The purpose of the meetings were to engage the members in important bicycle and pedestrian activities happening locally and statewide. We served as a friendly reminder about how essential continued federal transportation investments in biking and walking are to communities around the state. As you likely already know if you’re reading this blog, bicycling and walking boost our economy, help individuals and government agencies save money, and directly address key societal challenges such as obesity and road congestion. These are not just localized issues–they’re also national issues of importance, and bicycling and walking programs offer solutions to these, and many other, issues and problems. It’s a pretty good bang for the buck.
Our fear is that in a few weeks there will be efforts to strip federal funding for biking and walking in Congress, either by eliminating the funding for programs such as Transportation Enhancements (which is the largest single source of federal funding for bike/ped) or Safe Routes to School. Another possibility is that Congress will make funding for these programs optional for states; in this case, absent a federal incentive, we feel sure that our Department of Transportation will not prioritize these smaller projects. For this reason, with each member that we met, we asked for their support of continuing dedicated funding for both programs.
|L to R: Steve Hawley, Derrick Boatwright (both of Hawley); Gail Kinard, Eat Smart Move More SC; Congressman Joe Wilson; Rachael Kefalos, PCC; Chuck Schults, Carolina Cyclers.
Of the three offices that we met with, we received a guarantee of support for such programs from only one member–James Clyburn’s senior staff of the sixth district.
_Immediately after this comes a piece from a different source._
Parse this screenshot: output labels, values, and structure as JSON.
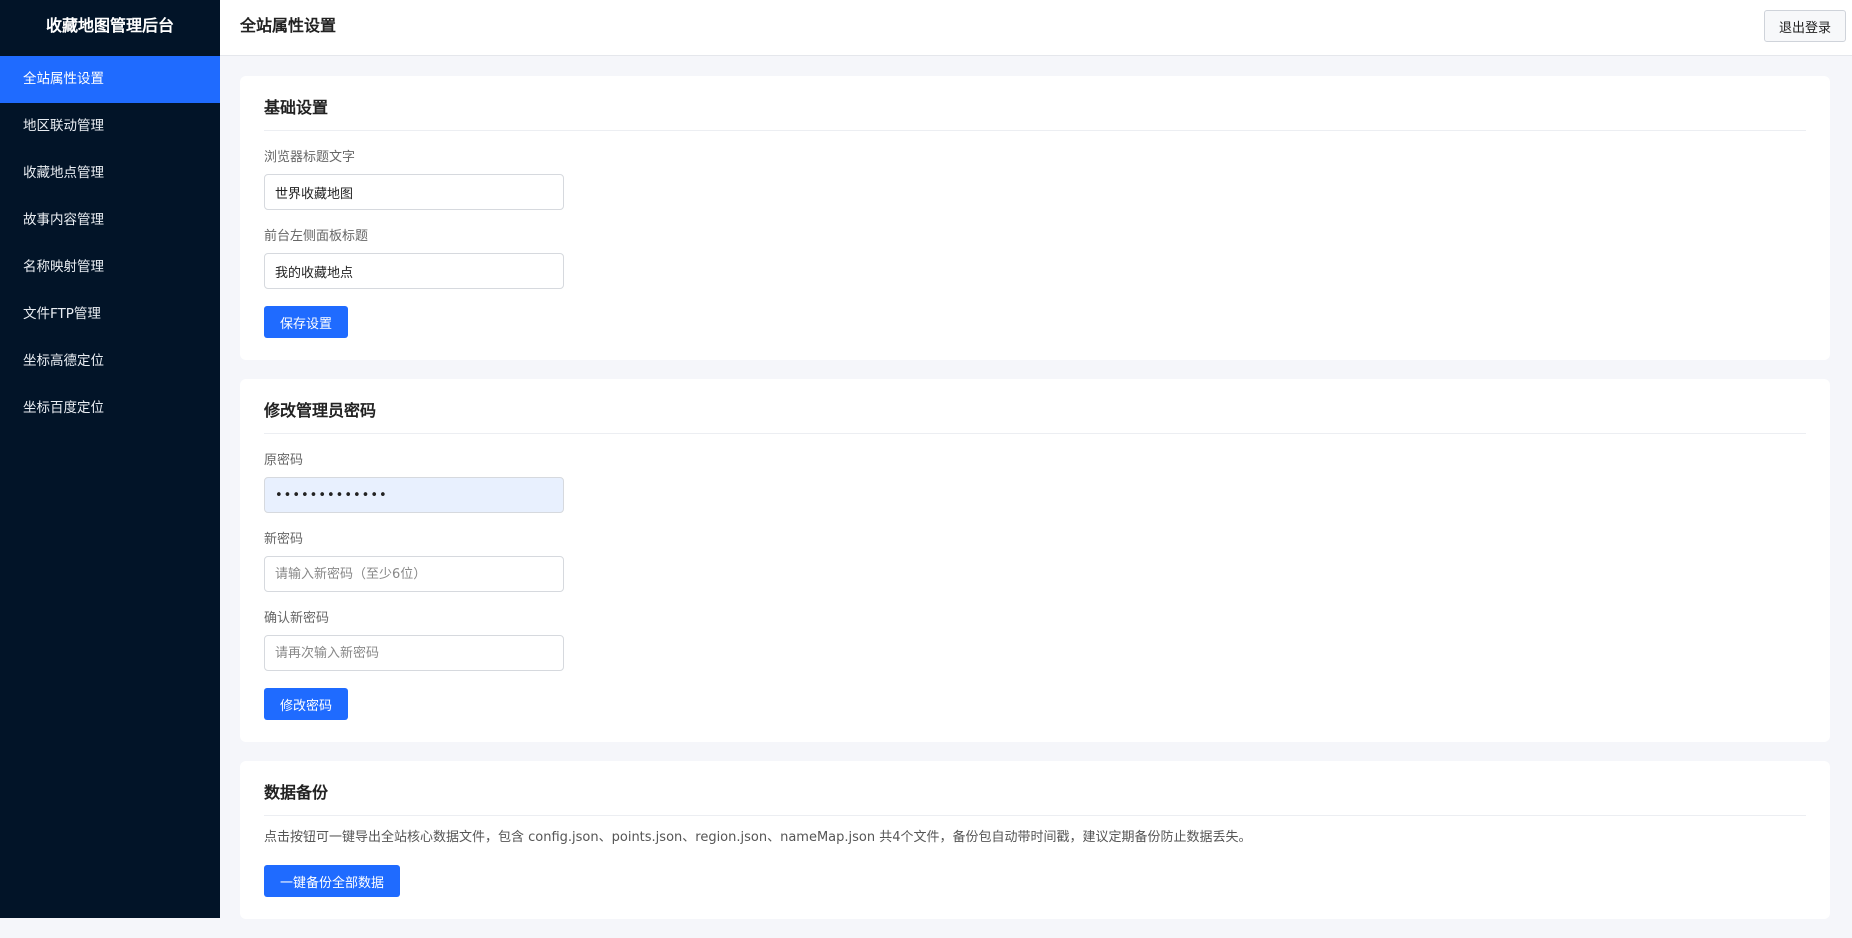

Although all of the other offices and members assured us of their support of bicycle and pedestrian projects, none offered the firm commitment that we received from Clyburn’s office.
Nonetheless, we leave this experience feeling positive and confident in the conversations that were shared. We look forward to seeing these familiar faces in just a few weeks while we’re visiting their Capitol Hill offices during Bike Summit to remind them of the importance of a bicycle friendly South Carolina.
Finally, a big thanks to all of the willing partners that joined us in making these meetings happen.